[Entries from a dataset of interfaces]
--------------------------------------------------

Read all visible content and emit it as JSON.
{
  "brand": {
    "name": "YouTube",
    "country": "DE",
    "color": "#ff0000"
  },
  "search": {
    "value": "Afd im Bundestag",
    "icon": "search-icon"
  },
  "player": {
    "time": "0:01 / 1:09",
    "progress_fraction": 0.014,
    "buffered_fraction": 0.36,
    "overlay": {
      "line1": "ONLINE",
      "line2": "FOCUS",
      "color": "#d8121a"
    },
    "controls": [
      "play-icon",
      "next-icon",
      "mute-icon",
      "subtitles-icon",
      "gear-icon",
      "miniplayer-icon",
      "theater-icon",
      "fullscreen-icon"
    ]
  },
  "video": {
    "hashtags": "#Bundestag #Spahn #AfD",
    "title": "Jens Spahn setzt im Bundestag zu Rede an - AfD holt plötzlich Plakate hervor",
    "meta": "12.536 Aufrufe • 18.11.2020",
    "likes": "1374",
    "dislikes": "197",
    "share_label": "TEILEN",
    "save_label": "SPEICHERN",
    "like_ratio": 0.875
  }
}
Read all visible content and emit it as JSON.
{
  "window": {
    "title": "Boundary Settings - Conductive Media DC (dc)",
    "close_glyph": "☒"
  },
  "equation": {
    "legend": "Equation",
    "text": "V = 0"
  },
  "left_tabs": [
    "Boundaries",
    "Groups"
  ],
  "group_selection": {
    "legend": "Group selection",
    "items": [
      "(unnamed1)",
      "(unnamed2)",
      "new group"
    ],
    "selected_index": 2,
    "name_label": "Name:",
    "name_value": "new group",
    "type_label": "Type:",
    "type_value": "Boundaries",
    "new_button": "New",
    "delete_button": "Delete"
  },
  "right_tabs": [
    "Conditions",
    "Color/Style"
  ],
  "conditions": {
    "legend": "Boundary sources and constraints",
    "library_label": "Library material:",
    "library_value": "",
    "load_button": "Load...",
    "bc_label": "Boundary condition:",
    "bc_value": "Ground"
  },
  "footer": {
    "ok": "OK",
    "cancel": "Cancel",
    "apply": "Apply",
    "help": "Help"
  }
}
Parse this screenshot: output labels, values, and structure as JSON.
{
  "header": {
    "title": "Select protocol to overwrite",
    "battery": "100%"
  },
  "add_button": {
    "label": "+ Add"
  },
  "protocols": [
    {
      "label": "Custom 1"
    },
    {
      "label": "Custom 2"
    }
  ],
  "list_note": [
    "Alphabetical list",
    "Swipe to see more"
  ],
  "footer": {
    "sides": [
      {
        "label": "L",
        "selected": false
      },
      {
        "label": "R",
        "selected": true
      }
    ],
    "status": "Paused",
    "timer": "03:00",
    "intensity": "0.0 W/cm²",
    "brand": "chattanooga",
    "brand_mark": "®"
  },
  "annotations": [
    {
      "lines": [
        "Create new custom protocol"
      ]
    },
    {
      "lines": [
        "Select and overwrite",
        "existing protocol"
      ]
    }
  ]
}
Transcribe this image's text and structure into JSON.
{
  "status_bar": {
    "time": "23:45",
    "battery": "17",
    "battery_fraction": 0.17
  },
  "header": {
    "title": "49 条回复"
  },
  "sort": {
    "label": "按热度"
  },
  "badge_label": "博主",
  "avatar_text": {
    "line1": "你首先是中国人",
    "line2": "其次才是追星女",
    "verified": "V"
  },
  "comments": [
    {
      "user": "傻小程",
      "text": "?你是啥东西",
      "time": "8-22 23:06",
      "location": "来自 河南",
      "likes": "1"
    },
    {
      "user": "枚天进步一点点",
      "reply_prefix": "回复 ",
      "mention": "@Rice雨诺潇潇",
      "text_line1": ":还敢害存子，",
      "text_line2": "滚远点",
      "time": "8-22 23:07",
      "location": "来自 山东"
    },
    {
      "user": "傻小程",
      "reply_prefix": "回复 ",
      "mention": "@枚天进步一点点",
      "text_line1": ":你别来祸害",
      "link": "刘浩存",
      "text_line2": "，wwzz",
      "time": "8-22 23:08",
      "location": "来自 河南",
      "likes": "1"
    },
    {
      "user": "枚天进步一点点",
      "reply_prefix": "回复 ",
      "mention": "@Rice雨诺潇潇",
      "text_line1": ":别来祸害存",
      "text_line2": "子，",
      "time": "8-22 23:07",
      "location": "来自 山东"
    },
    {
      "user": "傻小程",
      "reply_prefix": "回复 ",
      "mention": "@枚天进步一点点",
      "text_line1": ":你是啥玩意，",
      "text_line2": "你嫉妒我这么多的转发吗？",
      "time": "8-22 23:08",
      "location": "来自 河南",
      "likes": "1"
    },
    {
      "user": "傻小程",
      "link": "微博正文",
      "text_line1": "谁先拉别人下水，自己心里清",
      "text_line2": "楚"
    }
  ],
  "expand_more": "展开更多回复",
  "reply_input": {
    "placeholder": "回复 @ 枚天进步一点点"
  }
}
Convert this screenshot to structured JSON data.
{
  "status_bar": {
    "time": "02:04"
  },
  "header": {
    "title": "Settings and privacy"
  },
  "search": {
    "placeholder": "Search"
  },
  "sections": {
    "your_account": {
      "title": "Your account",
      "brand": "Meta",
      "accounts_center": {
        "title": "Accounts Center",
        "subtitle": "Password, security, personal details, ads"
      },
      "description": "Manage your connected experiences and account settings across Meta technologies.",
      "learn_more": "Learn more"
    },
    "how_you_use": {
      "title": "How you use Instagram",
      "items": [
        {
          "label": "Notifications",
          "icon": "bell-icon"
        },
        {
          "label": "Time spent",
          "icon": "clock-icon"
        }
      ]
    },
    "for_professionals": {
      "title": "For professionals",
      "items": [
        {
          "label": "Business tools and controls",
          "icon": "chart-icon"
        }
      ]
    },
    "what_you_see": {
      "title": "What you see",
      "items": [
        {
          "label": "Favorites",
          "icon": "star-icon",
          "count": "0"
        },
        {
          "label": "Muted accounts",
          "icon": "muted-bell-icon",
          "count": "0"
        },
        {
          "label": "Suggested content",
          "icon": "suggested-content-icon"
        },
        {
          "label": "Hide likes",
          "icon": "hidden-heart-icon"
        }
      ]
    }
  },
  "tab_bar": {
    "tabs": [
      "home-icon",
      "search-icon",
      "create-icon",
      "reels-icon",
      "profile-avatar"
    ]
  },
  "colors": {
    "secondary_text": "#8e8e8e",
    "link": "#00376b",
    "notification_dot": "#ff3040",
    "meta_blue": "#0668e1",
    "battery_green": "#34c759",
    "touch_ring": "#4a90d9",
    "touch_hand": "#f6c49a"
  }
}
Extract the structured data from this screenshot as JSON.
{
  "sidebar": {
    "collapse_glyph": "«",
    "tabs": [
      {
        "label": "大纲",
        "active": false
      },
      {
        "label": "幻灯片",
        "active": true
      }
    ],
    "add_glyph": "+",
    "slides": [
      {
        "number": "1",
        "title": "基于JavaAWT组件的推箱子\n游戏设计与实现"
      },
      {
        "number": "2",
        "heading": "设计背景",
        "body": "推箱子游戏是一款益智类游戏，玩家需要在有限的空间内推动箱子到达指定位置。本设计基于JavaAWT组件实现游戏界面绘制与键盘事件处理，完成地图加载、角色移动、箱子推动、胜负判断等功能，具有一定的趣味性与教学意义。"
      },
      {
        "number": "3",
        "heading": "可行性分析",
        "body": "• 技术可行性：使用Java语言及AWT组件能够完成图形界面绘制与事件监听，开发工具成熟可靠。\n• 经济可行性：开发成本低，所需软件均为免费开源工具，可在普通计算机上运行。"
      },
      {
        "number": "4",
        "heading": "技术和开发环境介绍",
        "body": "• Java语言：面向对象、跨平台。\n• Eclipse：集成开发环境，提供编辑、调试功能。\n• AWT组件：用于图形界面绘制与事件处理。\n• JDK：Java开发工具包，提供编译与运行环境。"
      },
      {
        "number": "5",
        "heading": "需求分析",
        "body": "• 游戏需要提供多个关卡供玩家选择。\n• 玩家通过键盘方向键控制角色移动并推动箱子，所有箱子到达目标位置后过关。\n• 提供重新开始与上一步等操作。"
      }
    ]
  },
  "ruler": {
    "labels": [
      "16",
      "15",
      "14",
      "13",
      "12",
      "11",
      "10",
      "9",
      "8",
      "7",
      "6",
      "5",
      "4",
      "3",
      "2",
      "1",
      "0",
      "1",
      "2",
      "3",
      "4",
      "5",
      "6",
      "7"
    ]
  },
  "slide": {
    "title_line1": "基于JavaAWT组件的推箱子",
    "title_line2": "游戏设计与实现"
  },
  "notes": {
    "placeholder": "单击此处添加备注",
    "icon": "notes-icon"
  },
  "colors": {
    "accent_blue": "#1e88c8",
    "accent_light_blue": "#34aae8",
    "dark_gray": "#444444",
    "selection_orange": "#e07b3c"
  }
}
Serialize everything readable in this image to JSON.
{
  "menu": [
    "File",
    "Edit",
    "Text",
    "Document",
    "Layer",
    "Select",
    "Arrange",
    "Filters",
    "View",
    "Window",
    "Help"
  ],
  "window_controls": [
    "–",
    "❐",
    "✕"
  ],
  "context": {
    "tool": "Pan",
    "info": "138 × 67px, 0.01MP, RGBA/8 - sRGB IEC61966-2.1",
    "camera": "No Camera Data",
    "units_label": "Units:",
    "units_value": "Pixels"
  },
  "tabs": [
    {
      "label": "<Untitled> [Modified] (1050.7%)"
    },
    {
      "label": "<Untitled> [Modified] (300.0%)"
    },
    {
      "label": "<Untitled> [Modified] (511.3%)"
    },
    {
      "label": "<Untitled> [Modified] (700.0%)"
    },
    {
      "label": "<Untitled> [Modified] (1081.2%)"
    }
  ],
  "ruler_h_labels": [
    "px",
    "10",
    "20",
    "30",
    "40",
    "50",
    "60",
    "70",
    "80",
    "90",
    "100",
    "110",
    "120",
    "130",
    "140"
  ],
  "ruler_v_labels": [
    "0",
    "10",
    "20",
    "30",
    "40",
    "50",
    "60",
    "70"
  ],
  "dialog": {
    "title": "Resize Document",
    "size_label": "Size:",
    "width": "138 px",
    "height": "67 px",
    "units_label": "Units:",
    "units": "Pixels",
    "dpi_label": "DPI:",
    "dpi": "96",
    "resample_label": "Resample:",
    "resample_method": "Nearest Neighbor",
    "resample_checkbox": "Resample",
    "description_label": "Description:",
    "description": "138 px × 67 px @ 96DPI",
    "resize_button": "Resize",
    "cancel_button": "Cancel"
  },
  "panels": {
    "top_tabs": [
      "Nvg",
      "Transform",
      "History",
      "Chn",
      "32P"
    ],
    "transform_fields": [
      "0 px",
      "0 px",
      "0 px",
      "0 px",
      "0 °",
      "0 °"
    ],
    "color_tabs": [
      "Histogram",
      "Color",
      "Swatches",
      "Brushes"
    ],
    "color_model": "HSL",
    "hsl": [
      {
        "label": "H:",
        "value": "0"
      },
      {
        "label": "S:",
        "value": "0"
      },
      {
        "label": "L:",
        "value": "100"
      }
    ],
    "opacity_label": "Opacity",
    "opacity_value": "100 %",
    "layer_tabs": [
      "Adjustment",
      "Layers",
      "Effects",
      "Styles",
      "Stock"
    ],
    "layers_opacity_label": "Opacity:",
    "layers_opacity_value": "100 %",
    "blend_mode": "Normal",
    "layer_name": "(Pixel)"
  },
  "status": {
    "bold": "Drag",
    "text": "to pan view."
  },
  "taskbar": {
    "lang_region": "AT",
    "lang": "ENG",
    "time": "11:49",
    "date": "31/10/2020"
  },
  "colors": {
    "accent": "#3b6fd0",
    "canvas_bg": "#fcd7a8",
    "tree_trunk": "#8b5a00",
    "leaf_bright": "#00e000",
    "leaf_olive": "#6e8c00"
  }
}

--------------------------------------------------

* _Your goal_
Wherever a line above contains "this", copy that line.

* _Exercise result_
Parse this screenshot: output labels, values, and structure as JSON.
Transcribe this image's text and structure into JSON.
Convert this screenshot to structured JSON data.
Extract the structured data from this screenshot as JSON.
Serialize everything readable in this image to JSON.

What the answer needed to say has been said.